*** Opening of Dataset records ***

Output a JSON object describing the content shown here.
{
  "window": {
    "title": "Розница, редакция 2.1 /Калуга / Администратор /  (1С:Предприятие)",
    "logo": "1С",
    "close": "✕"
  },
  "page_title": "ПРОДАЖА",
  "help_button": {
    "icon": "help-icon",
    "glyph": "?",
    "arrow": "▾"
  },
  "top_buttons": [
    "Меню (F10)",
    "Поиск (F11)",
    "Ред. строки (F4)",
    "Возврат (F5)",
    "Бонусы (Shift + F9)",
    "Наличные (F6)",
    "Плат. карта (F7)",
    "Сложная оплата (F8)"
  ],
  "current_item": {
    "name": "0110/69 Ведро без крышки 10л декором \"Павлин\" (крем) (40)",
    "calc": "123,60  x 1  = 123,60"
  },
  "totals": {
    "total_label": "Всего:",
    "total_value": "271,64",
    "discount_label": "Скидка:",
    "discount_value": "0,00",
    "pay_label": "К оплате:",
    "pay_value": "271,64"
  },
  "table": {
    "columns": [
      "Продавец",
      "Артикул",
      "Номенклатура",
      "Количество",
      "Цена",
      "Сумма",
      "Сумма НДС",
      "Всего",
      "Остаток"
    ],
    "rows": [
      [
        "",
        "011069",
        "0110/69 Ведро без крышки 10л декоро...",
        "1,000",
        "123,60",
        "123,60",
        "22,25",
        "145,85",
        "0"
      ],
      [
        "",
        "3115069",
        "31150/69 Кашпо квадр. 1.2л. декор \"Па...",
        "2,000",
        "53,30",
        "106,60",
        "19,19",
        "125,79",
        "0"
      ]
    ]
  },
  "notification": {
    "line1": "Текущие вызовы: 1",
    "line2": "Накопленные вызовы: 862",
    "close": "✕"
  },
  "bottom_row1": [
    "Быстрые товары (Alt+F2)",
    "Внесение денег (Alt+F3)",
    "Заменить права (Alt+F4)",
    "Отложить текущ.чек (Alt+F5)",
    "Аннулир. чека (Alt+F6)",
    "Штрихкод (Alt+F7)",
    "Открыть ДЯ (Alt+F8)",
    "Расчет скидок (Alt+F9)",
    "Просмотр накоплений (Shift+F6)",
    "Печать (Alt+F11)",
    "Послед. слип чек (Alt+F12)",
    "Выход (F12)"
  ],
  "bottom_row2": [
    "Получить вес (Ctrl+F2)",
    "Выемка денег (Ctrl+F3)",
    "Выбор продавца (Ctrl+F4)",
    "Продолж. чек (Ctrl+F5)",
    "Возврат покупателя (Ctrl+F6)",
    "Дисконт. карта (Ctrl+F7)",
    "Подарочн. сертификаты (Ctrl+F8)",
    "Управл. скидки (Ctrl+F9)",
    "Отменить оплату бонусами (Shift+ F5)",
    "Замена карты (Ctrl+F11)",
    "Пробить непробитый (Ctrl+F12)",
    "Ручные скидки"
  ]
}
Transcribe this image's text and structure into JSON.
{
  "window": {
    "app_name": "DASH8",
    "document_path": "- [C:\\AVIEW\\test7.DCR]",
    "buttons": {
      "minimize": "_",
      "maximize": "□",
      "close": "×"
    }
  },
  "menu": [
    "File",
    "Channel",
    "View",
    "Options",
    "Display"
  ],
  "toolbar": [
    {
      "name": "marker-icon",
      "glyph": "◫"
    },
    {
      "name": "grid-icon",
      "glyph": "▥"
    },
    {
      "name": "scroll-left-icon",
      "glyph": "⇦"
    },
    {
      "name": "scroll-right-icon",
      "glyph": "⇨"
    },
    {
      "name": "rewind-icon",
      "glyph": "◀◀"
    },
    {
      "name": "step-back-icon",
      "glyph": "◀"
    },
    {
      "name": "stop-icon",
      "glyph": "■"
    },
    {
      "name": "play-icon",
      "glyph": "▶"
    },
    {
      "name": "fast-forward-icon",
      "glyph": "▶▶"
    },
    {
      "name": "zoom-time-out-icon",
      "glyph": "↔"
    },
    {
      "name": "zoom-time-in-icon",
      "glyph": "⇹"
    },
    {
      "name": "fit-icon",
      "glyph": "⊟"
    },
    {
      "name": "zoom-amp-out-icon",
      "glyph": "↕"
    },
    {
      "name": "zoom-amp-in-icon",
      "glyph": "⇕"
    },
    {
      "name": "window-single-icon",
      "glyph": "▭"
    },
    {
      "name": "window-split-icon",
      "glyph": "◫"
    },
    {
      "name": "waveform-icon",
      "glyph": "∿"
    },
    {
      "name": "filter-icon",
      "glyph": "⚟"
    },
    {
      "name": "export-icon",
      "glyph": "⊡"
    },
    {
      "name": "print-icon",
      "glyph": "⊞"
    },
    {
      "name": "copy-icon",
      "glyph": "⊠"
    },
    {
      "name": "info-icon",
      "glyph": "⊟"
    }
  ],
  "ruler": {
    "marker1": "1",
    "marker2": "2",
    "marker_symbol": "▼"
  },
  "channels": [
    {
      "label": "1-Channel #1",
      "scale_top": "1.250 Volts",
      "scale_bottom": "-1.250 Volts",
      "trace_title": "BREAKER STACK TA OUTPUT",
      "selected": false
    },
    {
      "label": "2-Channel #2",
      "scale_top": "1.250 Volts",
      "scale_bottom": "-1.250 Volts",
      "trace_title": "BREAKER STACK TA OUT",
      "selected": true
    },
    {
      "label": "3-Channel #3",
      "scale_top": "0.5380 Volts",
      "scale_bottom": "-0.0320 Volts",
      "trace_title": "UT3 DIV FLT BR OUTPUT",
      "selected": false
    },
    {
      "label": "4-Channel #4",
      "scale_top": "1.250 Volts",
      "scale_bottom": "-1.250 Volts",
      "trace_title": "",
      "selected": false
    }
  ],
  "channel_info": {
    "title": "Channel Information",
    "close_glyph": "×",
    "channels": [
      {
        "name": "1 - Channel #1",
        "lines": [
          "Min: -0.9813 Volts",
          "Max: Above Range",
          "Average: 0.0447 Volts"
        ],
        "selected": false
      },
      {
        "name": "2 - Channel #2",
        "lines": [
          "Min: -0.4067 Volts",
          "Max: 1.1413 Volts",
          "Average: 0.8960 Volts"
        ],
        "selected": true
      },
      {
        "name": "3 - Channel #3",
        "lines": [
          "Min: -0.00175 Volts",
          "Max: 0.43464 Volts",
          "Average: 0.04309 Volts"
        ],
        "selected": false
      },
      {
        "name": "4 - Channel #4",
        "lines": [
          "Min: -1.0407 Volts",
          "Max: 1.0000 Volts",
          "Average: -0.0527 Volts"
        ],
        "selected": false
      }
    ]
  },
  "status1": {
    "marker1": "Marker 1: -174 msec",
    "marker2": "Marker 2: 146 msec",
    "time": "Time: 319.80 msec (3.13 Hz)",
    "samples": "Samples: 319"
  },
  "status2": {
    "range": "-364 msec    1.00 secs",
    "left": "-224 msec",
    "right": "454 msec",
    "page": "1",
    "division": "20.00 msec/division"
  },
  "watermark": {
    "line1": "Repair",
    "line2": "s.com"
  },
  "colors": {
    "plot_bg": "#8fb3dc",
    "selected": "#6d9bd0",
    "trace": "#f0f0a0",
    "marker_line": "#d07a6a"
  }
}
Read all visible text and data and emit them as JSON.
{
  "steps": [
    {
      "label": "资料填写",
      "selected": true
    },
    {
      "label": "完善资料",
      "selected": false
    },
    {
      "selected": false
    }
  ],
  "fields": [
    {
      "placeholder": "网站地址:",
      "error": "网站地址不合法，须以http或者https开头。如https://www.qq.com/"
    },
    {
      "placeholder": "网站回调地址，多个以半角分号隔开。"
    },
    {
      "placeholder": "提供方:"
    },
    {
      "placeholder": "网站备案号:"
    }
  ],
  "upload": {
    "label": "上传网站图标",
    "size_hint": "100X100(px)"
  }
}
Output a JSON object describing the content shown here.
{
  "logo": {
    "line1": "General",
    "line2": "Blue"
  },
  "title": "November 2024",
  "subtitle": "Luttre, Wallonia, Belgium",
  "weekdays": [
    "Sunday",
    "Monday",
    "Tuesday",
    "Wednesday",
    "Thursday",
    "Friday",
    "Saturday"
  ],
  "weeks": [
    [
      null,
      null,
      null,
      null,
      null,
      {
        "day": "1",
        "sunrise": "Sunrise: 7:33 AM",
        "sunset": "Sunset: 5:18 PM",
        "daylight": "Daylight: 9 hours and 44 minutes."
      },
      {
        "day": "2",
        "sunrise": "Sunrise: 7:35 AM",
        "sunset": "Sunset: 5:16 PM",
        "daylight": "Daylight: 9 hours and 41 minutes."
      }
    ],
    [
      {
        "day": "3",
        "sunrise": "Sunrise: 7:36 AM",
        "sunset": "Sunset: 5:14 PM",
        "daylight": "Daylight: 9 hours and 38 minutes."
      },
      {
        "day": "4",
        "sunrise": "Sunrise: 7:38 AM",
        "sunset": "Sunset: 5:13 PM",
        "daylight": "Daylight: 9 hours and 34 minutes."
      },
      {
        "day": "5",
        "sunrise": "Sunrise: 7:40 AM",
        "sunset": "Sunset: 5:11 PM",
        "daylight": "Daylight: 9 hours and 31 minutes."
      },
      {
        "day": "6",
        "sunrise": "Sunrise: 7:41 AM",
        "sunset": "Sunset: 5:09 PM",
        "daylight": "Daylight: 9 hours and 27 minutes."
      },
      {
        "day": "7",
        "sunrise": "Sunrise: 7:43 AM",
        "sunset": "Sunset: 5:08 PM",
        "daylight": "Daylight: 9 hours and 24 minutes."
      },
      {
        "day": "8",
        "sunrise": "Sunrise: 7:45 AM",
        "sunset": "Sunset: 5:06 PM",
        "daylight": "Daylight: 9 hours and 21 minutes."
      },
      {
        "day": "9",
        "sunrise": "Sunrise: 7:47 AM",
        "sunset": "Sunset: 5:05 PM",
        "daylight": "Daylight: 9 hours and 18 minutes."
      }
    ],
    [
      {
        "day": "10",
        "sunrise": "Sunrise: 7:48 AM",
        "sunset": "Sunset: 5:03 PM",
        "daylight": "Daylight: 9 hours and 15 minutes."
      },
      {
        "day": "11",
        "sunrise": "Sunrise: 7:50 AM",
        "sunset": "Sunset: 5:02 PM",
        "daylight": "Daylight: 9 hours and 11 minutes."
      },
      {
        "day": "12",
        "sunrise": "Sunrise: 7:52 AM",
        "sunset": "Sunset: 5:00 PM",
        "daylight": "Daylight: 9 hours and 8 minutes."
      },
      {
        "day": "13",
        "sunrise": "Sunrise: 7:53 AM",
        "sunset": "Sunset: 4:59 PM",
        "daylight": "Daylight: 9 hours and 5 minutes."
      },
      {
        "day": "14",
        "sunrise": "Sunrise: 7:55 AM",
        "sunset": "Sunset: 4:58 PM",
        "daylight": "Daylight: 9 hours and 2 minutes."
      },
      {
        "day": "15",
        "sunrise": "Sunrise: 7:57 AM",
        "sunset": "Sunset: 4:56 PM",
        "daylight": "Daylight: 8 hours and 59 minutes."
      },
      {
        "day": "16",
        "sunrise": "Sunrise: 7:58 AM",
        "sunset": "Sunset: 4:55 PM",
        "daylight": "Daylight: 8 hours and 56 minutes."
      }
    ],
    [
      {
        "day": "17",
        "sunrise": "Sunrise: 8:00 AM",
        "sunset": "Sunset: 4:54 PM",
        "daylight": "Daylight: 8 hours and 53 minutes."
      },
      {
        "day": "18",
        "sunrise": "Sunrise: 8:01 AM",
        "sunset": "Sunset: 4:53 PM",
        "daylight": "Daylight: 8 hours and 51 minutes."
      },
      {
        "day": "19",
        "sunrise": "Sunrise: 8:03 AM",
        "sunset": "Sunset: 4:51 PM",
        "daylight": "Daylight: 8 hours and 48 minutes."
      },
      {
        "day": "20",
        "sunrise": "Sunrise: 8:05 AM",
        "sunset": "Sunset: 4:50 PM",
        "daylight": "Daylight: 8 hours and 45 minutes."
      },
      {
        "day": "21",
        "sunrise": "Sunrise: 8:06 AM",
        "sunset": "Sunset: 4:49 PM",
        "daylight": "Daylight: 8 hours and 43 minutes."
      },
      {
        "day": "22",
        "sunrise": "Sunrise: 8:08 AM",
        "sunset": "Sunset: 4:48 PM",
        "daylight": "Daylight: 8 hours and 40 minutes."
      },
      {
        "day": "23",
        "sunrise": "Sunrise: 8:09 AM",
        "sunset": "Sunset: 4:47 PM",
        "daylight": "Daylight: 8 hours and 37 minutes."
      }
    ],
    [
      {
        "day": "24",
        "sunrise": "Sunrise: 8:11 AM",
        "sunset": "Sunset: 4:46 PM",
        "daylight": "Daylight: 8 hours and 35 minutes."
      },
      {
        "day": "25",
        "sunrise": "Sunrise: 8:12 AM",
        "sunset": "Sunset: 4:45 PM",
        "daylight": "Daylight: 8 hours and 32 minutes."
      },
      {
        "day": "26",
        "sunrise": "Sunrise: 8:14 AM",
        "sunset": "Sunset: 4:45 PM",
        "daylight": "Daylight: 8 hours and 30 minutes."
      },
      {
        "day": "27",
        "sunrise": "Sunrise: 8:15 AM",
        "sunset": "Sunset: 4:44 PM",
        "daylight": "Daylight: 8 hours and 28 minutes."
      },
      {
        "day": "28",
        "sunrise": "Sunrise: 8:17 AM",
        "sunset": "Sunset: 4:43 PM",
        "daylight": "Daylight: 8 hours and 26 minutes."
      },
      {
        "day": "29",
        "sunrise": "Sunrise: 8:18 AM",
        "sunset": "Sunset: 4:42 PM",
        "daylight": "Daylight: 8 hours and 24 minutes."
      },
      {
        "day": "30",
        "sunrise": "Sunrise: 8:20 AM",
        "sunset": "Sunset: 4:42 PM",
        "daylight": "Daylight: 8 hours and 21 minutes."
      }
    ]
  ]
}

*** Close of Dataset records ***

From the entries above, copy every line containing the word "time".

Response for this exercise:
      "name": "zoom-time-out-icon",
      "name": "zoom-time-in-icon",
    "time": "Time: 319.80 msec (3.13 Hz)",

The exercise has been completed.